**Your assignment**
Pull out every line below that contains the word "price".

Website and app data records
• • • • •
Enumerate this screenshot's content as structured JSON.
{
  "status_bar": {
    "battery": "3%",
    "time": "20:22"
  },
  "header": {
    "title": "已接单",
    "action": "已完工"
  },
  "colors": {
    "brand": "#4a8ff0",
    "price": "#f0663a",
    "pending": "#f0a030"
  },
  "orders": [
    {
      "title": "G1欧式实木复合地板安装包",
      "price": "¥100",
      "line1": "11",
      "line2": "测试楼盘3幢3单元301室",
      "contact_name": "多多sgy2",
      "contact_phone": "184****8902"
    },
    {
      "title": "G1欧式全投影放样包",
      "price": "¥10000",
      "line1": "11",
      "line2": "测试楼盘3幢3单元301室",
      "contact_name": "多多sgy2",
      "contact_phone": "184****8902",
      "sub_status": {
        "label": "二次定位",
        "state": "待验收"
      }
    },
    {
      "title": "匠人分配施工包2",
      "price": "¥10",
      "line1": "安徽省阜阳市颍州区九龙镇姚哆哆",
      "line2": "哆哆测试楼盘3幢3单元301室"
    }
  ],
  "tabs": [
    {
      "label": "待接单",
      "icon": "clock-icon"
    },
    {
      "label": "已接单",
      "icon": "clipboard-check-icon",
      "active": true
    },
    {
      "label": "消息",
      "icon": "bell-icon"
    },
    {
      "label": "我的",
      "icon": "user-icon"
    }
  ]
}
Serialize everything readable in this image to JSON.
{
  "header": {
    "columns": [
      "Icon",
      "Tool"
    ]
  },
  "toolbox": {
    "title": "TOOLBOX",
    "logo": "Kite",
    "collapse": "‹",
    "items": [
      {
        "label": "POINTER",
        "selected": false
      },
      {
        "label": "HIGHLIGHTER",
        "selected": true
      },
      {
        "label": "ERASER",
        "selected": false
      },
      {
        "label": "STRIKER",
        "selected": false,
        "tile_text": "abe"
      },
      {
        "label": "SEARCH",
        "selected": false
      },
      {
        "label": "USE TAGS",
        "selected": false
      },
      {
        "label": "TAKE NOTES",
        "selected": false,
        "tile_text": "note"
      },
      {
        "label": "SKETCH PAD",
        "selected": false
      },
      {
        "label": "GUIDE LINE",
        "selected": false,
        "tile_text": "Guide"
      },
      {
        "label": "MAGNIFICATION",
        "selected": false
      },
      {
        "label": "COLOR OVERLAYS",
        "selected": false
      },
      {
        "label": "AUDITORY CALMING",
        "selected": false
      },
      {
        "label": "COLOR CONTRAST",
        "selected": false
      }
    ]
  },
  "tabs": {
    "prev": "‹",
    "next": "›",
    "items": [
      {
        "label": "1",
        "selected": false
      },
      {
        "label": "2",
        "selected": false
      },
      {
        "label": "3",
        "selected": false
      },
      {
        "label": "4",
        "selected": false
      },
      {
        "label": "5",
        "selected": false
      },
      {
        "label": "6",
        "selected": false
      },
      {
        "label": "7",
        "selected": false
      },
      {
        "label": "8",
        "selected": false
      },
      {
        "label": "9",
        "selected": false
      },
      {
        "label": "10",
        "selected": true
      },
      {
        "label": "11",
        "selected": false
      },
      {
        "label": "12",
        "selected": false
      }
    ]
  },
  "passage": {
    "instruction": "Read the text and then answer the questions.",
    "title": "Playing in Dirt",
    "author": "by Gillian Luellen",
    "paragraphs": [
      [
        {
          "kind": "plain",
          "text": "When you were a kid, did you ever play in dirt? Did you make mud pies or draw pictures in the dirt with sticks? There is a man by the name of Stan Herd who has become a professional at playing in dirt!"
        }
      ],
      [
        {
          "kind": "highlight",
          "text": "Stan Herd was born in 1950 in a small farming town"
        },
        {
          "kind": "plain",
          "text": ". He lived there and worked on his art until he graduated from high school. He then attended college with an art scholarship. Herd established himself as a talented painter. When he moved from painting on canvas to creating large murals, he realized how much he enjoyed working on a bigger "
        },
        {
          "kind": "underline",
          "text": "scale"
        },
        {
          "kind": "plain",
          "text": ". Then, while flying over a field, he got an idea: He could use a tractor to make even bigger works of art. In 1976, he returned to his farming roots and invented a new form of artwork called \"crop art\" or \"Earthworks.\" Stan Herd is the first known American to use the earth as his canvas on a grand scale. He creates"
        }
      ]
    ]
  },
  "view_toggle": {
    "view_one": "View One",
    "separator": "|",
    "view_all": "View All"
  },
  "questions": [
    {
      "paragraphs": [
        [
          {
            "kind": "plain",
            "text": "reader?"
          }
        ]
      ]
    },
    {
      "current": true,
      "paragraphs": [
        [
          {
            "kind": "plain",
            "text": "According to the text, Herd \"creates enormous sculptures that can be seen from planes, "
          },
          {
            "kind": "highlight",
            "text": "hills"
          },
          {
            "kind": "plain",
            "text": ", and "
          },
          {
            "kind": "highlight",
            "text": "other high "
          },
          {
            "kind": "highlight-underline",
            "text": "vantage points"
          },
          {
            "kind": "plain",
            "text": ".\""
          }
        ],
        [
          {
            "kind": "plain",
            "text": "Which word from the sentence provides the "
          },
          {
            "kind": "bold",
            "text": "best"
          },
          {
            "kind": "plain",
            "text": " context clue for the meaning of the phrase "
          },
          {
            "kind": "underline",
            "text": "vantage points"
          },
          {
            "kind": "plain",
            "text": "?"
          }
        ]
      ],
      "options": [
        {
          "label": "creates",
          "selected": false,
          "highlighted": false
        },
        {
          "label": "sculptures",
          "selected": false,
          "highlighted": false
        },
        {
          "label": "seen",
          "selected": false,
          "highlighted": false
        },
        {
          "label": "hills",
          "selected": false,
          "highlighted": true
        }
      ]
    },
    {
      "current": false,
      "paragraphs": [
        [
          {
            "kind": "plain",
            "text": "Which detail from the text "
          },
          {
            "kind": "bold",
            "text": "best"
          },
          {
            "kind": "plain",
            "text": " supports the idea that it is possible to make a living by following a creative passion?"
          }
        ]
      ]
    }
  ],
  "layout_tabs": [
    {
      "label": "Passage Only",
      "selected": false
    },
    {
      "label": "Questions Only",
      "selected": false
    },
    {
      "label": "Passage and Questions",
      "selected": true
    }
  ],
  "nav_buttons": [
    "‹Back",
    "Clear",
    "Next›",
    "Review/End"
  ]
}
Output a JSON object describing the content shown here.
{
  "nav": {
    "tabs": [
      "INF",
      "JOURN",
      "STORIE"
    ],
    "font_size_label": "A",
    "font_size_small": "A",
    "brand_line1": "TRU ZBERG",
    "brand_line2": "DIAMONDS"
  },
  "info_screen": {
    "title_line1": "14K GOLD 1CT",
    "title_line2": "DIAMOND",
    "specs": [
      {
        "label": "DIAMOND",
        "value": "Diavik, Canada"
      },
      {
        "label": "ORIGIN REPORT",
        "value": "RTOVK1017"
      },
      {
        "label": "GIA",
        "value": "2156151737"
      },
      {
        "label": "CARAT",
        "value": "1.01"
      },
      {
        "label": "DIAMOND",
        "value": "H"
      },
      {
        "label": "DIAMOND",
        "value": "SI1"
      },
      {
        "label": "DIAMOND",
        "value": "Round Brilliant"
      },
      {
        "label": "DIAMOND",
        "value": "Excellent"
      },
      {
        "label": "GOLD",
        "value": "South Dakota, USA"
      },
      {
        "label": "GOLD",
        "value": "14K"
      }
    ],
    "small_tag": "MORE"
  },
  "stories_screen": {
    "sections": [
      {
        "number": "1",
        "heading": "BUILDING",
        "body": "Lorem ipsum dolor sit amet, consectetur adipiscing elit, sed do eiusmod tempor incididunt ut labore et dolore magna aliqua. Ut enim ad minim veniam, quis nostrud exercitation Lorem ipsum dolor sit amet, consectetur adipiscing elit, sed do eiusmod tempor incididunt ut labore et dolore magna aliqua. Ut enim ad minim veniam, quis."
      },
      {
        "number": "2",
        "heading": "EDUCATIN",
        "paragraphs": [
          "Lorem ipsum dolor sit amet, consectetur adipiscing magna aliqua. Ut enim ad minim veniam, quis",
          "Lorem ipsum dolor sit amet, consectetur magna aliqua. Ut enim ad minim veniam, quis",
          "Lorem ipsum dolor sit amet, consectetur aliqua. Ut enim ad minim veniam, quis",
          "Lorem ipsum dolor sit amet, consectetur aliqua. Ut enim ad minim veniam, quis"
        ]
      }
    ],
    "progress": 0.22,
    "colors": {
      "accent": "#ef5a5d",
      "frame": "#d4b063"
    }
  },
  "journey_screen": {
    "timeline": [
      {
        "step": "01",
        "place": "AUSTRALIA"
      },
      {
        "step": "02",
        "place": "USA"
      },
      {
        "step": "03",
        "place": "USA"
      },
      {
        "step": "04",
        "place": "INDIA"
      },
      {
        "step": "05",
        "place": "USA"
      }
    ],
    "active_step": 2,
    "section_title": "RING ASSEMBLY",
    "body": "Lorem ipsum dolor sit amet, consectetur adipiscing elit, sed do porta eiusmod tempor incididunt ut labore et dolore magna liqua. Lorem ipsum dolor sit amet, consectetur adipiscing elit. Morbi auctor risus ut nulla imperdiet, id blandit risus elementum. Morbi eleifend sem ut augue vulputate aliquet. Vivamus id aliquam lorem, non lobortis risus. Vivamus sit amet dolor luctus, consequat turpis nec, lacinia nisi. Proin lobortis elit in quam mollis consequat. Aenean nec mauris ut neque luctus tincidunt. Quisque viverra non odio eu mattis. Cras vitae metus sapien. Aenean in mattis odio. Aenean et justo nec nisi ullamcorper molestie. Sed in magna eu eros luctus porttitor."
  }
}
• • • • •
**Answer for this exercise**
    "price": "#f0663a",
      "price": "¥100",
      "price": "¥10000",
      "price": "¥10",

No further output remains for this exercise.